The March on Washington 50 years ago today was a seminal event in American history, and it had its own kind of beauty.

Who will ever forget Martin Luther King’s great “I have a dream” speech, one of the most important pieces of oratory in American history?

Who will ever forget the moving strains of “We Shall Overcome,” the song of the March?

What I hope for today’s celebration of that March that changed us all is that we will be able to acknowledge and recognize how much we have overcome. My prayer today is that everybody will heed Dr. King’s admonition that we not drink from the cup of bitterness.

I leave you with a quote from John McWhorter’s must-read piece in the Wall Street Journal on how we should honor Dr. King’s death today:

It is easy to forget what an awesome moral landmark it was for an oppressed group to force the larger society to outlaw barriers to its success. But the victory of the 1964 and 1965 laws had an even greater impact than prohibiting segregation and racial discrimination in voter registration: It changed the culture. Personal racist sentiment rapidly became socially proscribed. The Norman Lear sitcoms of the early 1970s, in which bigoted whites were regularly held up to ridicule, would have been unthinkable just 10 years before….

Today's struggle should focus on three priorities. First, the war on drugs, a policy that unnecessarily tears apart black families and neighborhoods.

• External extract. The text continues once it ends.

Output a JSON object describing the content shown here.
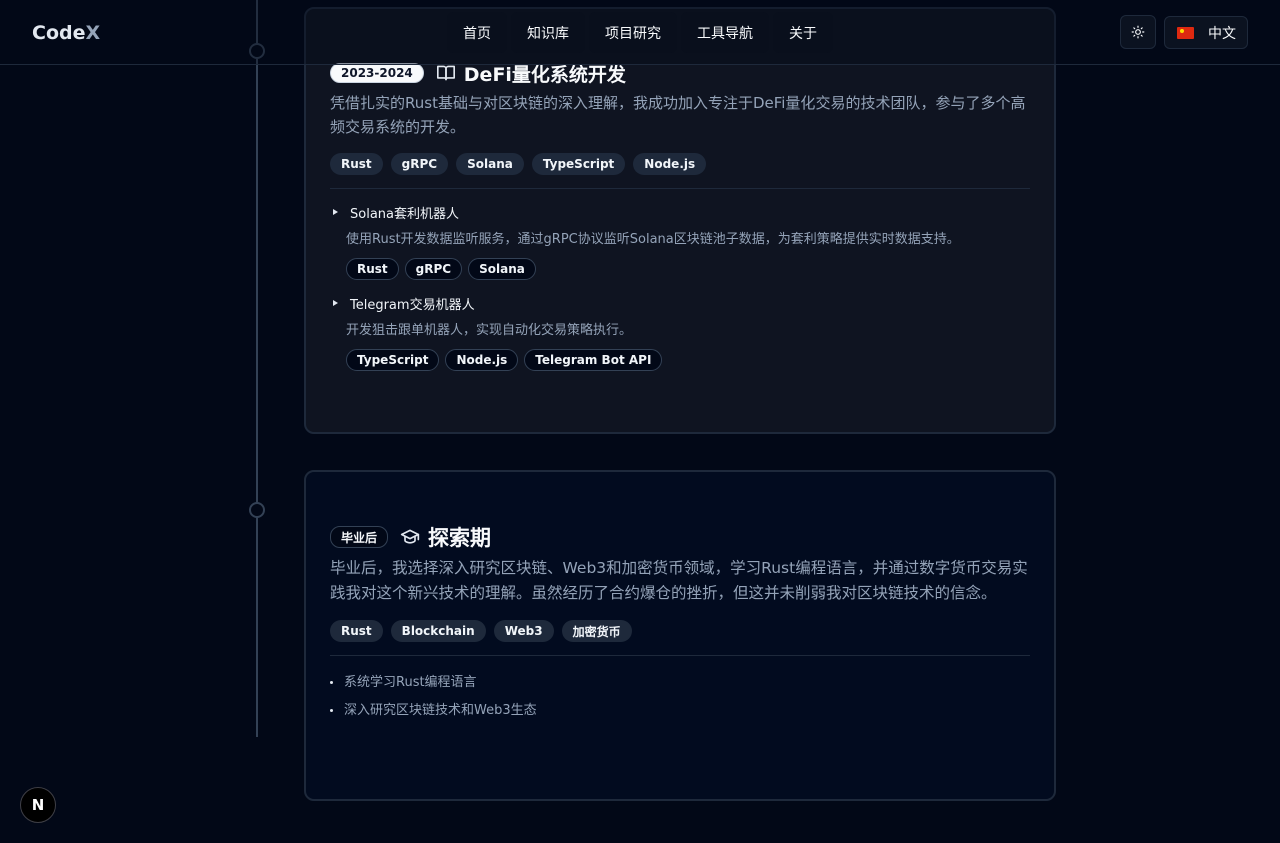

Second, community colleges and vocational education, which are invaluable in helping black Americans get ahead. And third, the AIDS and obesity epidemics, which are ravaging black communities.

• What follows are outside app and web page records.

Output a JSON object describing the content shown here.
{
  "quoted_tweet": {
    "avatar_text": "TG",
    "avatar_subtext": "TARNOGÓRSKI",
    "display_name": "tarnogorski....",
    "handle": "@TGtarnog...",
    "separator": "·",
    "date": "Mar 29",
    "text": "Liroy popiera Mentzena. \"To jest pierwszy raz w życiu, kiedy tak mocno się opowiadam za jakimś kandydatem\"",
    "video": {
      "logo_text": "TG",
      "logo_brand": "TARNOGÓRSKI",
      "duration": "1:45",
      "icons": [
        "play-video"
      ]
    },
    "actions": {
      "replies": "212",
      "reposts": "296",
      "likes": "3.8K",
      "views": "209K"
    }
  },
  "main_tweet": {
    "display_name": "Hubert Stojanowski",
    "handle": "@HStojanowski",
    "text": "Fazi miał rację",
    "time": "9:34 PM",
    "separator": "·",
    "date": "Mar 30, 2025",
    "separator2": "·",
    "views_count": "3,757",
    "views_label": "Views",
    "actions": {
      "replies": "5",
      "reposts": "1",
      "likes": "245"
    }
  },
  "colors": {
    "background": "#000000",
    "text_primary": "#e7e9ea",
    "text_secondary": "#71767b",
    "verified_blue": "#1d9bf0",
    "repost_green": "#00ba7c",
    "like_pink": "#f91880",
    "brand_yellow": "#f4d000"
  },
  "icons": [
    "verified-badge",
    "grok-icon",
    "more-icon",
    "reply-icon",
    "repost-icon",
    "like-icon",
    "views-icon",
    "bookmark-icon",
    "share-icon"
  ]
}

Instead, in recent years, the black middle class has flourished. Housing segregation for blacks is the lowest it has been since the 1920s. And a black president has been elected twice. Yet the fury persists, since what actually rankles these critics is the threat to what they feel is their very identity: underdogs with a bone to pick.

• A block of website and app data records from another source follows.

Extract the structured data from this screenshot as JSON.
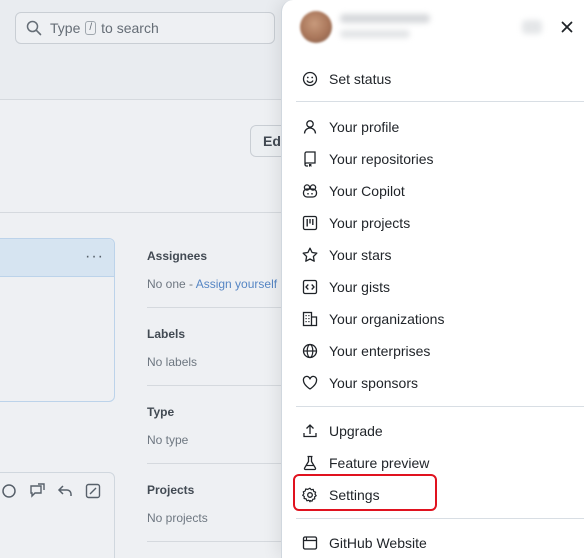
{
  "background": {
    "search": {
      "prefix": "Type",
      "key": "/",
      "suffix": "to search"
    },
    "edit_button": "Ed",
    "comment_menu": "···",
    "sidebar": [
      {
        "title": "Assignees",
        "value": "No one - ",
        "link": "Assign yourself"
      },
      {
        "title": "Labels",
        "value": "No labels",
        "link": ""
      },
      {
        "title": "Type",
        "value": "No type",
        "link": ""
      },
      {
        "title": "Projects",
        "value": "No projects",
        "link": ""
      }
    ]
  },
  "panel": {
    "close_icon": "close-icon",
    "menu": {
      "set_status": "Set status",
      "your_profile": "Your profile",
      "your_repositories": "Your repositories",
      "your_copilot": "Your Copilot",
      "your_projects": "Your projects",
      "your_stars": "Your stars",
      "your_gists": "Your gists",
      "your_organizations": "Your organizations",
      "your_enterprises": "Your enterprises",
      "your_sponsors": "Your sponsors",
      "upgrade": "Upgrade",
      "feature_preview": "Feature preview",
      "settings": "Settings",
      "github_website": "GitHub Website"
    },
    "highlight_color": "#e0121f"
  }
}
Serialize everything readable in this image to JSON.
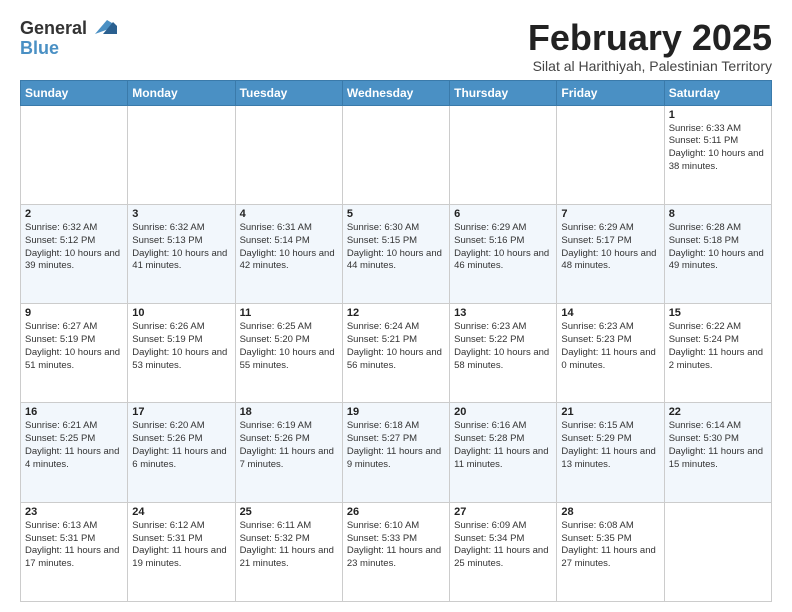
{
  "header": {
    "logo_general": "General",
    "logo_blue": "Blue",
    "month_title": "February 2025",
    "location": "Silat al Harithiyah, Palestinian Territory"
  },
  "days_of_week": [
    "Sunday",
    "Monday",
    "Tuesday",
    "Wednesday",
    "Thursday",
    "Friday",
    "Saturday"
  ],
  "weeks": [
    {
      "cells": [
        {
          "day": "",
          "content": ""
        },
        {
          "day": "",
          "content": ""
        },
        {
          "day": "",
          "content": ""
        },
        {
          "day": "",
          "content": ""
        },
        {
          "day": "",
          "content": ""
        },
        {
          "day": "",
          "content": ""
        },
        {
          "day": "1",
          "content": "Sunrise: 6:33 AM\nSunset: 5:11 PM\nDaylight: 10 hours\nand 38 minutes."
        }
      ]
    },
    {
      "cells": [
        {
          "day": "2",
          "content": "Sunrise: 6:32 AM\nSunset: 5:12 PM\nDaylight: 10 hours\nand 39 minutes."
        },
        {
          "day": "3",
          "content": "Sunrise: 6:32 AM\nSunset: 5:13 PM\nDaylight: 10 hours\nand 41 minutes."
        },
        {
          "day": "4",
          "content": "Sunrise: 6:31 AM\nSunset: 5:14 PM\nDaylight: 10 hours\nand 42 minutes."
        },
        {
          "day": "5",
          "content": "Sunrise: 6:30 AM\nSunset: 5:15 PM\nDaylight: 10 hours\nand 44 minutes."
        },
        {
          "day": "6",
          "content": "Sunrise: 6:29 AM\nSunset: 5:16 PM\nDaylight: 10 hours\nand 46 minutes."
        },
        {
          "day": "7",
          "content": "Sunrise: 6:29 AM\nSunset: 5:17 PM\nDaylight: 10 hours\nand 48 minutes."
        },
        {
          "day": "8",
          "content": "Sunrise: 6:28 AM\nSunset: 5:18 PM\nDaylight: 10 hours\nand 49 minutes."
        }
      ]
    },
    {
      "cells": [
        {
          "day": "9",
          "content": "Sunrise: 6:27 AM\nSunset: 5:19 PM\nDaylight: 10 hours\nand 51 minutes."
        },
        {
          "day": "10",
          "content": "Sunrise: 6:26 AM\nSunset: 5:19 PM\nDaylight: 10 hours\nand 53 minutes."
        },
        {
          "day": "11",
          "content": "Sunrise: 6:25 AM\nSunset: 5:20 PM\nDaylight: 10 hours\nand 55 minutes."
        },
        {
          "day": "12",
          "content": "Sunrise: 6:24 AM\nSunset: 5:21 PM\nDaylight: 10 hours\nand 56 minutes."
        },
        {
          "day": "13",
          "content": "Sunrise: 6:23 AM\nSunset: 5:22 PM\nDaylight: 10 hours\nand 58 minutes."
        },
        {
          "day": "14",
          "content": "Sunrise: 6:23 AM\nSunset: 5:23 PM\nDaylight: 11 hours\nand 0 minutes."
        },
        {
          "day": "15",
          "content": "Sunrise: 6:22 AM\nSunset: 5:24 PM\nDaylight: 11 hours\nand 2 minutes."
        }
      ]
    },
    {
      "cells": [
        {
          "day": "16",
          "content": "Sunrise: 6:21 AM\nSunset: 5:25 PM\nDaylight: 11 hours\nand 4 minutes."
        },
        {
          "day": "17",
          "content": "Sunrise: 6:20 AM\nSunset: 5:26 PM\nDaylight: 11 hours\nand 6 minutes."
        },
        {
          "day": "18",
          "content": "Sunrise: 6:19 AM\nSunset: 5:26 PM\nDaylight: 11 hours\nand 7 minutes."
        },
        {
          "day": "19",
          "content": "Sunrise: 6:18 AM\nSunset: 5:27 PM\nDaylight: 11 hours\nand 9 minutes."
        },
        {
          "day": "20",
          "content": "Sunrise: 6:16 AM\nSunset: 5:28 PM\nDaylight: 11 hours\nand 11 minutes."
        },
        {
          "day": "21",
          "content": "Sunrise: 6:15 AM\nSunset: 5:29 PM\nDaylight: 11 hours\nand 13 minutes."
        },
        {
          "day": "22",
          "content": "Sunrise: 6:14 AM\nSunset: 5:30 PM\nDaylight: 11 hours\nand 15 minutes."
        }
      ]
    },
    {
      "cells": [
        {
          "day": "23",
          "content": "Sunrise: 6:13 AM\nSunset: 5:31 PM\nDaylight: 11 hours\nand 17 minutes."
        },
        {
          "day": "24",
          "content": "Sunrise: 6:12 AM\nSunset: 5:31 PM\nDaylight: 11 hours\nand 19 minutes."
        },
        {
          "day": "25",
          "content": "Sunrise: 6:11 AM\nSunset: 5:32 PM\nDaylight: 11 hours\nand 21 minutes."
        },
        {
          "day": "26",
          "content": "Sunrise: 6:10 AM\nSunset: 5:33 PM\nDaylight: 11 hours\nand 23 minutes."
        },
        {
          "day": "27",
          "content": "Sunrise: 6:09 AM\nSunset: 5:34 PM\nDaylight: 11 hours\nand 25 minutes."
        },
        {
          "day": "28",
          "content": "Sunrise: 6:08 AM\nSunset: 5:35 PM\nDaylight: 11 hours\nand 27 minutes."
        },
        {
          "day": "",
          "content": ""
        }
      ]
    }
  ]
}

This is not where the March on Washington was pointing us. There is work left, but we are free at last. No, we aren't living in a "post-racial" America, but that fantasy will never be realized. What we black Americans are free to do, in a permanently imperfect world, is shape our own destiny together.

In 2013, how white people feel about us has nothing to do with that task. Only by facing that reality will we truly honor the legacy of Martin Luther King Jr.